→ What to produce
All of the data should be reproduced word for word, though its pictures must be omitted.

→ Dataset content
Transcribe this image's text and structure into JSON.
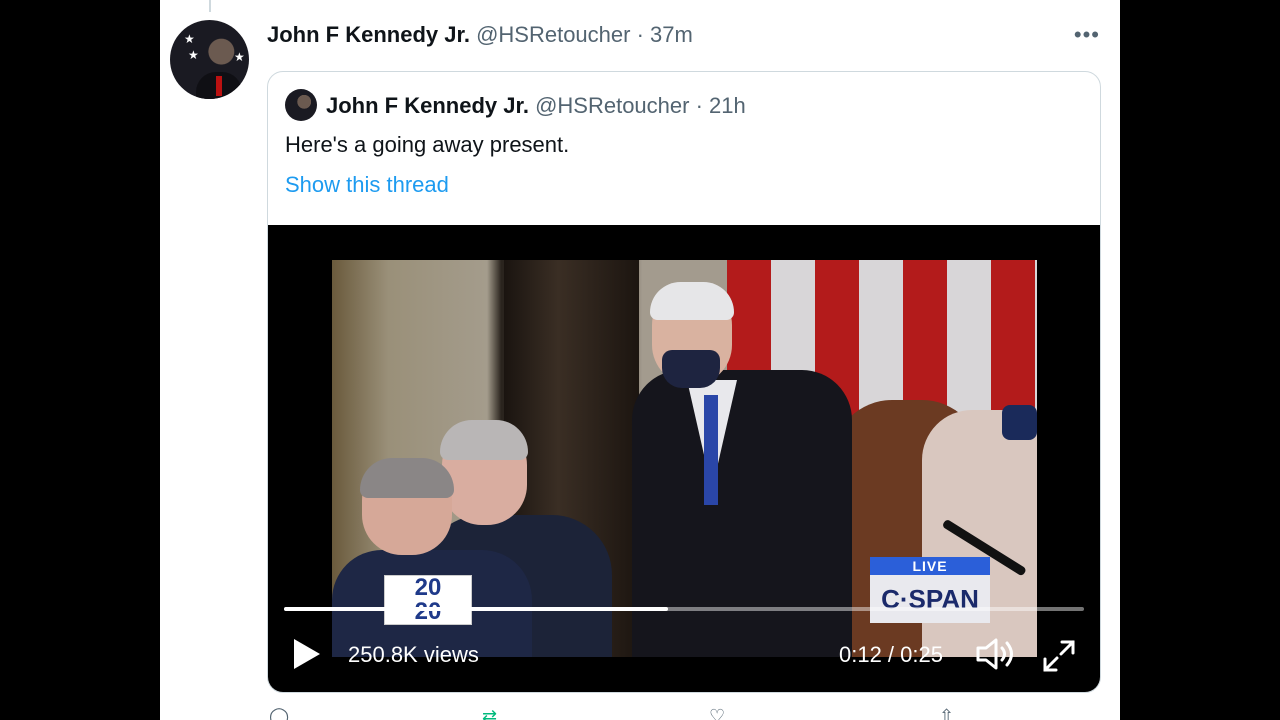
{
  "tweet": {
    "author_name": "John F Kennedy Jr.",
    "handle": "@HSRetoucher",
    "separator": "·",
    "time": "37m",
    "more_icon": "more-icon",
    "more_glyph": "•••"
  },
  "quoted": {
    "author_name": "John F Kennedy Jr.",
    "handle": "@HSRetoucher",
    "separator": "·",
    "time": "21h",
    "text": "Here's a going away present.",
    "show_thread": "Show this thread"
  },
  "video": {
    "logo_2020_line1": "20",
    "logo_2020_line2": "20",
    "live_label": "LIVE",
    "network_label": "C·SPAN",
    "views": "250.8K views",
    "time_display": "0:12 / 0:25",
    "progress_fraction": 0.48,
    "play_icon": "play-icon",
    "volume_icon": "volume-icon",
    "fullscreen_icon": "fullscreen-icon"
  },
  "colors": {
    "link": "#1d9bf0",
    "muted": "#536471",
    "text": "#0f1419"
  }
}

→ Response
Transcribe this image's text and structure into JSON.
{
  "tweet": {
    "author_name": "John F Kennedy Jr.",
    "handle": "@HSRetoucher",
    "separator": "·",
    "time": "37m",
    "more_icon": "more-icon",
    "more_glyph": "•••"
  },
  "quoted": {
    "author_name": "John F Kennedy Jr.",
    "handle": "@HSRetoucher",
    "separator": "·",
    "time": "21h",
    "text": "Here's a going away present.",
    "show_thread": "Show this thread"
  },
  "video": {
    "logo_2020_line1": "20",
    "logo_2020_line2": "20",
    "live_label": "LIVE",
    "network_label": "C·SPAN",
    "views": "250.8K views",
    "time_display": "0:12 / 0:25",
    "progress_fraction": 0.48,
    "play_icon": "play-icon",
    "volume_icon": "volume-icon",
    "fullscreen_icon": "fullscreen-icon"
  },
  "colors": {
    "link": "#1d9bf0",
    "muted": "#536471",
    "text": "#0f1419"
  }
}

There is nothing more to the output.